Records excerpted from a collection:
- Opening Delimiter -

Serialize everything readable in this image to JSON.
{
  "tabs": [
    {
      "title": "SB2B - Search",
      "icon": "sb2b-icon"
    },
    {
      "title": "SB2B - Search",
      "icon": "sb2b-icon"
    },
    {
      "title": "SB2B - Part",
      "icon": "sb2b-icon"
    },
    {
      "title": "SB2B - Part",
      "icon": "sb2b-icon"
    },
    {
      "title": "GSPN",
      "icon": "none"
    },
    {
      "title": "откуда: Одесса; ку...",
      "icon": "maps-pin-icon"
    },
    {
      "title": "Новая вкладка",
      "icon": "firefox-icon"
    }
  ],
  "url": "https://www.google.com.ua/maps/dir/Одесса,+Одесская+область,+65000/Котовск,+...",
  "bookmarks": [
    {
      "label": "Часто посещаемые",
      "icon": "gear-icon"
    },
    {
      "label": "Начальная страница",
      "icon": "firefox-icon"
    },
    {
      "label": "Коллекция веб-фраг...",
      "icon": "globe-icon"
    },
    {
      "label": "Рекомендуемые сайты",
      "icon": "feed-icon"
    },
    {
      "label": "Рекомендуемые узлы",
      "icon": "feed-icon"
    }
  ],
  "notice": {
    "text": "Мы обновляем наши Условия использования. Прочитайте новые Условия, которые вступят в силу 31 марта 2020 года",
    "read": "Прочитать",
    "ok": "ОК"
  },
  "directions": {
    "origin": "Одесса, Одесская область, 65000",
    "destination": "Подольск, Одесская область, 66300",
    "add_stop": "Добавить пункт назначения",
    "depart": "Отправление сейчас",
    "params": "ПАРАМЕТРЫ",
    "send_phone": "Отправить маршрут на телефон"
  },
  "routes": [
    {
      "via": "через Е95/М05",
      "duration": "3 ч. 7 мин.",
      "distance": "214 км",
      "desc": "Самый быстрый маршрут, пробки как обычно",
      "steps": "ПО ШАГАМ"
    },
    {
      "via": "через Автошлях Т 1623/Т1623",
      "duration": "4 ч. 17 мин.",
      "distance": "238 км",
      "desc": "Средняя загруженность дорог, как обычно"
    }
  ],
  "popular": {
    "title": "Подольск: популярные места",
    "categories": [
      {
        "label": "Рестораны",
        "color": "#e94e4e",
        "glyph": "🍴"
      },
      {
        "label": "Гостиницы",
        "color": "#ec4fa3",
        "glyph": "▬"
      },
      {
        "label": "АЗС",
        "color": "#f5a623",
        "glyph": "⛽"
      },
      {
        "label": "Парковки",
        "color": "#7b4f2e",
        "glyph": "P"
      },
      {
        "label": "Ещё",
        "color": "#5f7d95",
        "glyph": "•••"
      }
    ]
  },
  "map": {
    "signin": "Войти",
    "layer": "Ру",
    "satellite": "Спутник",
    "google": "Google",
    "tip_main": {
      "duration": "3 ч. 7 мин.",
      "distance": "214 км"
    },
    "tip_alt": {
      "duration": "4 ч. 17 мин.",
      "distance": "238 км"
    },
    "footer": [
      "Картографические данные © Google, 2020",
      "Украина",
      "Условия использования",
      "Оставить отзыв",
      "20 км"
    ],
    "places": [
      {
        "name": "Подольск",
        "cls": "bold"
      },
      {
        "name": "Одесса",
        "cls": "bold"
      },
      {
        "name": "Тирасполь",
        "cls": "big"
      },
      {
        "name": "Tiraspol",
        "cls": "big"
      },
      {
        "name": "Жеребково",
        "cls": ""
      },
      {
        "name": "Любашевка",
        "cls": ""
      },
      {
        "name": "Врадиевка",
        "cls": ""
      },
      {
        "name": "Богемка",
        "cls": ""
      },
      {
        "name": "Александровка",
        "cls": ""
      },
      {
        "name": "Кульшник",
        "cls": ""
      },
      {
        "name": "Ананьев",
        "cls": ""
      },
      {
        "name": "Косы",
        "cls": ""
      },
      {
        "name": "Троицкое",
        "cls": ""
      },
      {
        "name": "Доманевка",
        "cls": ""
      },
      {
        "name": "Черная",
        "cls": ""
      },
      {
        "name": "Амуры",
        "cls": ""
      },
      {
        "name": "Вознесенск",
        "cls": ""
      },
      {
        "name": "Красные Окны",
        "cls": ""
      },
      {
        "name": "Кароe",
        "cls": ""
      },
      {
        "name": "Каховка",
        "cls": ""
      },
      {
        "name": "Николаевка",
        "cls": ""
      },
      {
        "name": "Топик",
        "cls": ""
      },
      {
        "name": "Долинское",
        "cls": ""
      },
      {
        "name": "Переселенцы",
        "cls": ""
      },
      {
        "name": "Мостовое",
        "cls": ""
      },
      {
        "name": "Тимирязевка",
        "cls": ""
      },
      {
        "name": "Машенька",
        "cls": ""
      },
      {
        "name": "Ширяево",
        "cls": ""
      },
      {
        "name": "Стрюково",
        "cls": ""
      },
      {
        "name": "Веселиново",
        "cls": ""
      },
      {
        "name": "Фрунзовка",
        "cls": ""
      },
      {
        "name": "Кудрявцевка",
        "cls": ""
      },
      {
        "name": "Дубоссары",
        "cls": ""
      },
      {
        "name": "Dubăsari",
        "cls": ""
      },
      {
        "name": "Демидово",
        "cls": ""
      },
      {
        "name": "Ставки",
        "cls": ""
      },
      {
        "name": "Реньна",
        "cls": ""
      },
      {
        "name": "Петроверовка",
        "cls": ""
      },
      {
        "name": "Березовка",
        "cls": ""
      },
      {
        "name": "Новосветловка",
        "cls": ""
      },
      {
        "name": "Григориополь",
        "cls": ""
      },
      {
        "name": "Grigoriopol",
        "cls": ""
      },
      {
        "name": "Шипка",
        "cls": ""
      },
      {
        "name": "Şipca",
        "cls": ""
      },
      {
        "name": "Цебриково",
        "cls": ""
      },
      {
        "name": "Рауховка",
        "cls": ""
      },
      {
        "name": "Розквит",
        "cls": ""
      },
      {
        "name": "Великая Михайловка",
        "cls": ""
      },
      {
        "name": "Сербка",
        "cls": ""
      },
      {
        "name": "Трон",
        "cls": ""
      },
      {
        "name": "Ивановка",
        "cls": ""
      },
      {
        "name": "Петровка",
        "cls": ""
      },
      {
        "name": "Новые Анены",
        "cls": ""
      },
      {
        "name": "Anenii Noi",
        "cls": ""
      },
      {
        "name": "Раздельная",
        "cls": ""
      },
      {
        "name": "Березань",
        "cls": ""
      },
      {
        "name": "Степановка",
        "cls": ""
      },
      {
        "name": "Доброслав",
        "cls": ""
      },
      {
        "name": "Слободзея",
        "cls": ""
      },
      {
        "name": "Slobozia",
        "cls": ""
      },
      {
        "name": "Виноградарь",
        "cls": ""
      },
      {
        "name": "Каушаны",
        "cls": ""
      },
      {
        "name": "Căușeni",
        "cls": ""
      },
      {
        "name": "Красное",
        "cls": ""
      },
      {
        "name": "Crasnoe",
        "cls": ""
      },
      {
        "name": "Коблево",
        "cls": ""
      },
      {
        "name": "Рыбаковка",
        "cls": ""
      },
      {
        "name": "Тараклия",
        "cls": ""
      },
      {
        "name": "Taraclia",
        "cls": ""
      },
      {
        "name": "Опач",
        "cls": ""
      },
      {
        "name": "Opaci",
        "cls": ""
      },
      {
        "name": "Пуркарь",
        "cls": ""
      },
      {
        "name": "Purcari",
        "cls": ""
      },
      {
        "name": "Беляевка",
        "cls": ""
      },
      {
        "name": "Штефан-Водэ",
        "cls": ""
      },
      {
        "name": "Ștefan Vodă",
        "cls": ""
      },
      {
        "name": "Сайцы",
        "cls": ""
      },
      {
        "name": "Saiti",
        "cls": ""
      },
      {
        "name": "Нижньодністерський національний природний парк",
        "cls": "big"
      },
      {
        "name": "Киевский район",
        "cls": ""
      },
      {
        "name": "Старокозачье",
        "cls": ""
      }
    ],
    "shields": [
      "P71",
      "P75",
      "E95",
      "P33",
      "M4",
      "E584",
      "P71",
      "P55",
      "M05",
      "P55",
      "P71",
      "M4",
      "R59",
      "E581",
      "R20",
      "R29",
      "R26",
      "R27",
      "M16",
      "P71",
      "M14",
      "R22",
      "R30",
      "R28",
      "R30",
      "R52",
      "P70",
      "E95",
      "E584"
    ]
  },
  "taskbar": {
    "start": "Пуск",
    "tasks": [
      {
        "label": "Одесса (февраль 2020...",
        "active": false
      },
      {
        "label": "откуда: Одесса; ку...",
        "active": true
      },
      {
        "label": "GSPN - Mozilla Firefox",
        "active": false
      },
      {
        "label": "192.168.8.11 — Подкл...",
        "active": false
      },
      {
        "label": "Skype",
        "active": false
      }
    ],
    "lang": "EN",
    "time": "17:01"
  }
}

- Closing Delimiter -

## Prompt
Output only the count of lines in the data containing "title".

## Answer space
8